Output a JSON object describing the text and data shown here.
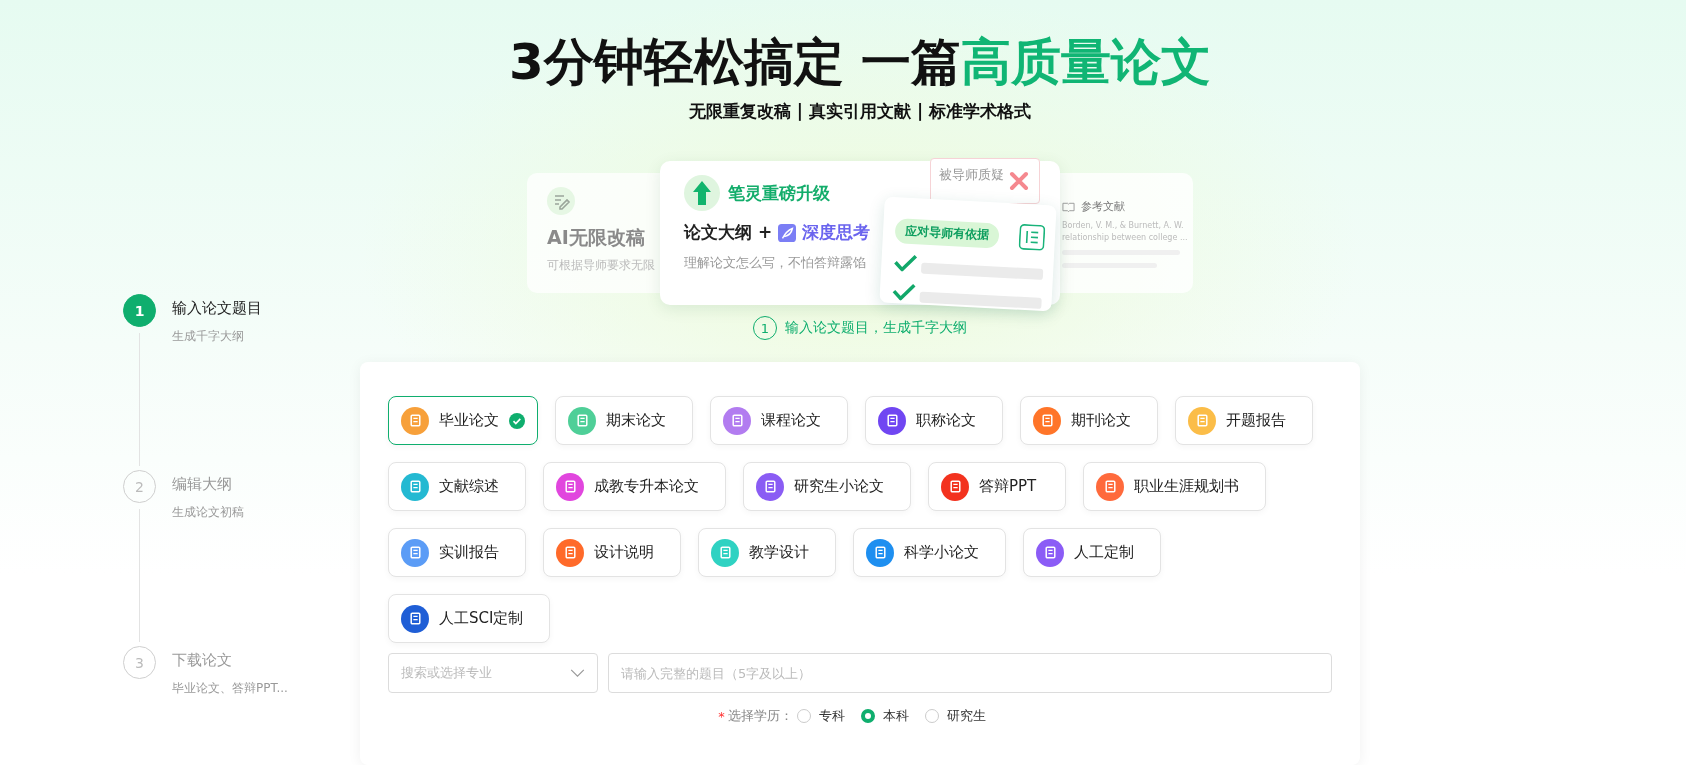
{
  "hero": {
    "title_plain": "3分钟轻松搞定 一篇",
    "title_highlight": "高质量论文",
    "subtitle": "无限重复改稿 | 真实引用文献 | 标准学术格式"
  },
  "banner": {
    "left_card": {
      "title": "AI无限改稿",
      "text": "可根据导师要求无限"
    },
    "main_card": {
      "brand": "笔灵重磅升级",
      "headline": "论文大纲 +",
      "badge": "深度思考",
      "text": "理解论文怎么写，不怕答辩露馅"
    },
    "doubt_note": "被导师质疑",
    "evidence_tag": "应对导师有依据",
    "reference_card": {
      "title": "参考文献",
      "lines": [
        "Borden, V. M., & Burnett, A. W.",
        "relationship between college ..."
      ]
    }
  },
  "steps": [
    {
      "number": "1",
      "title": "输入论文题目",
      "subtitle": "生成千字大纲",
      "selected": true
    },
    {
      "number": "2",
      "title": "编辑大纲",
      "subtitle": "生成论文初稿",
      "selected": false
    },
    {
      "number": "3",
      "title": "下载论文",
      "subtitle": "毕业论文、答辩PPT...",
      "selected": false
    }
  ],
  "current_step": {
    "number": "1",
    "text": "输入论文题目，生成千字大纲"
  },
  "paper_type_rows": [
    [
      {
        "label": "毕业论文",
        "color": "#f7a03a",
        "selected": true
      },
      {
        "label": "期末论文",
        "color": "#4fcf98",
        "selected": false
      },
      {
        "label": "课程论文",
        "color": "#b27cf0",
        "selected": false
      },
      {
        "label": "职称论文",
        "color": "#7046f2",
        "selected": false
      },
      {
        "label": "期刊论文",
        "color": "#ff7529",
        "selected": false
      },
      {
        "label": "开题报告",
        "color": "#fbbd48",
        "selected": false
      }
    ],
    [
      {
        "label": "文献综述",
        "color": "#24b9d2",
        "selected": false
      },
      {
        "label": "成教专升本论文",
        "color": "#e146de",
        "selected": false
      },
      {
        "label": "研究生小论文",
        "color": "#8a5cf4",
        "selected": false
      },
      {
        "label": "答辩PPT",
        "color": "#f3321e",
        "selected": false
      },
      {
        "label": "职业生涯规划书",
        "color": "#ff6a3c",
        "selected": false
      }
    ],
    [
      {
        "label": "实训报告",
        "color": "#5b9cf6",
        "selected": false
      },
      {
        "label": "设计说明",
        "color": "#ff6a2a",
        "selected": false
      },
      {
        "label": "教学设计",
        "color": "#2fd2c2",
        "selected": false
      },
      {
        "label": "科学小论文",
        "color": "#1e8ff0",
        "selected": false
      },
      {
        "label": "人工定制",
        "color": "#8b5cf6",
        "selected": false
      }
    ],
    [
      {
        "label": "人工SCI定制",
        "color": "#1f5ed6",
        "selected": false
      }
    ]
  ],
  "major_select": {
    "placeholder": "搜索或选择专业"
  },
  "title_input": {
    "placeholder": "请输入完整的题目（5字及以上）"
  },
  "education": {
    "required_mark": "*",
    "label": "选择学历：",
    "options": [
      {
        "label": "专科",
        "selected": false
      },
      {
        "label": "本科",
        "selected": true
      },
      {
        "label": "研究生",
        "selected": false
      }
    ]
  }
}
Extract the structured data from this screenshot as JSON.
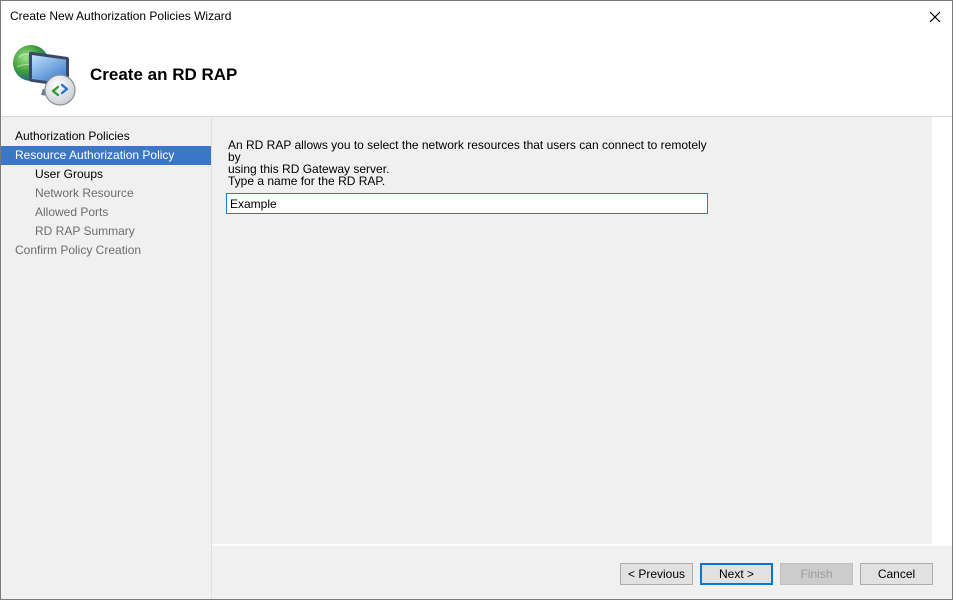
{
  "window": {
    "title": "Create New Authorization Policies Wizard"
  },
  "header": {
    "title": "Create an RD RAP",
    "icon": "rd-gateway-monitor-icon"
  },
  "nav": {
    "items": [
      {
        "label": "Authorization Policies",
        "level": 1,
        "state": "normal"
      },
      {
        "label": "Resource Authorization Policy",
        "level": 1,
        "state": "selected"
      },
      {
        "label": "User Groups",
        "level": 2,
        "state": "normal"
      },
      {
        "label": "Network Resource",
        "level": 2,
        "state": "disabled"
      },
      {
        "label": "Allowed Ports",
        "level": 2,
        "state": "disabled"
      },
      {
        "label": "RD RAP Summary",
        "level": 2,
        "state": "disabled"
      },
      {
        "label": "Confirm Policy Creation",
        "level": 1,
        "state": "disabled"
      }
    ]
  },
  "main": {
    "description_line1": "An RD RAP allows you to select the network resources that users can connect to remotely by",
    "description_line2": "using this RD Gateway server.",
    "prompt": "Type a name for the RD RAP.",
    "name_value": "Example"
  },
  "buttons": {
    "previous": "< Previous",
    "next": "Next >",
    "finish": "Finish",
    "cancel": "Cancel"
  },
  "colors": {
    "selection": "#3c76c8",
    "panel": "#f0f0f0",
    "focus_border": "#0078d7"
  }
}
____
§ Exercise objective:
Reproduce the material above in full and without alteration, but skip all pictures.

§ Response to the exercise:
Output a JSON object describing the text and data shown here.
{
  "hero": {
    "title_plain": "3分钟轻松搞定 一篇",
    "title_highlight": "高质量论文",
    "subtitle": "无限重复改稿 | 真实引用文献 | 标准学术格式"
  },
  "banner": {
    "left_card": {
      "title": "AI无限改稿",
      "text": "可根据导师要求无限"
    },
    "main_card": {
      "brand": "笔灵重磅升级",
      "headline": "论文大纲 +",
      "badge": "深度思考",
      "text": "理解论文怎么写，不怕答辩露馅"
    },
    "doubt_note": "被导师质疑",
    "evidence_tag": "应对导师有依据",
    "reference_card": {
      "title": "参考文献",
      "lines": [
        "Borden, V. M., & Burnett, A. W.",
        "relationship between college ..."
      ]
    }
  },
  "steps": [
    {
      "number": "1",
      "title": "输入论文题目",
      "subtitle": "生成千字大纲",
      "selected": true
    },
    {
      "number": "2",
      "title": "编辑大纲",
      "subtitle": "生成论文初稿",
      "selected": false
    },
    {
      "number": "3",
      "title": "下载论文",
      "subtitle": "毕业论文、答辩PPT...",
      "selected": false
    }
  ],
  "current_step": {
    "number": "1",
    "text": "输入论文题目，生成千字大纲"
  },
  "paper_type_rows": [
    [
      {
        "label": "毕业论文",
        "color": "#f7a03a",
        "selected": true
      },
      {
        "label": "期末论文",
        "color": "#4fcf98",
        "selected": false
      },
      {
        "label": "课程论文",
        "color": "#b27cf0",
        "selected": false
      },
      {
        "label": "职称论文",
        "color": "#7046f2",
        "selected": false
      },
      {
        "label": "期刊论文",
        "color": "#ff7529",
        "selected": false
      },
      {
        "label": "开题报告",
        "color": "#fbbd48",
        "selected": false
      }
    ],
    [
      {
        "label": "文献综述",
        "color": "#24b9d2",
        "selected": false
      },
      {
        "label": "成教专升本论文",
        "color": "#e146de",
        "selected": false
      },
      {
        "label": "研究生小论文",
        "color": "#8a5cf4",
        "selected": false
      },
      {
        "label": "答辩PPT",
        "color": "#f3321e",
        "selected": false
      },
      {
        "label": "职业生涯规划书",
        "color": "#ff6a3c",
        "selected": false
      }
    ],
    [
      {
        "label": "实训报告",
        "color": "#5b9cf6",
        "selected": false
      },
      {
        "label": "设计说明",
        "color": "#ff6a2a",
        "selected": false
      },
      {
        "label": "教学设计",
        "color": "#2fd2c2",
        "selected": false
      },
      {
        "label": "科学小论文",
        "color": "#1e8ff0",
        "selected": false
      },
      {
        "label": "人工定制",
        "color": "#8b5cf6",
        "selected": false
      }
    ],
    [
      {
        "label": "人工SCI定制",
        "color": "#1f5ed6",
        "selected": false
      }
    ]
  ],
  "major_select": {
    "placeholder": "搜索或选择专业"
  },
  "title_input": {
    "placeholder": "请输入完整的题目（5字及以上）"
  },
  "education": {
    "required_mark": "*",
    "label": "选择学历：",
    "options": [
      {
        "label": "专科",
        "selected": false
      },
      {
        "label": "本科",
        "selected": true
      },
      {
        "label": "研究生",
        "selected": false
      }
    ]
  }
}
Extract the structured data from this screenshot as JSON.
{
  "window": {
    "title": "Create New Authorization Policies Wizard"
  },
  "header": {
    "title": "Create an RD RAP",
    "icon": "rd-gateway-monitor-icon"
  },
  "nav": {
    "items": [
      {
        "label": "Authorization Policies",
        "level": 1,
        "state": "normal"
      },
      {
        "label": "Resource Authorization Policy",
        "level": 1,
        "state": "selected"
      },
      {
        "label": "User Groups",
        "level": 2,
        "state": "normal"
      },
      {
        "label": "Network Resource",
        "level": 2,
        "state": "disabled"
      },
      {
        "label": "Allowed Ports",
        "level": 2,
        "state": "disabled"
      },
      {
        "label": "RD RAP Summary",
        "level": 2,
        "state": "disabled"
      },
      {
        "label": "Confirm Policy Creation",
        "level": 1,
        "state": "disabled"
      }
    ]
  },
  "main": {
    "description_line1": "An RD RAP allows you to select the network resources that users can connect to remotely by",
    "description_line2": "using this RD Gateway server.",
    "prompt": "Type a name for the RD RAP.",
    "name_value": "Example"
  },
  "buttons": {
    "previous": "< Previous",
    "next": "Next >",
    "finish": "Finish",
    "cancel": "Cancel"
  },
  "colors": {
    "selection": "#3c76c8",
    "panel": "#f0f0f0",
    "focus_border": "#0078d7"
  }
}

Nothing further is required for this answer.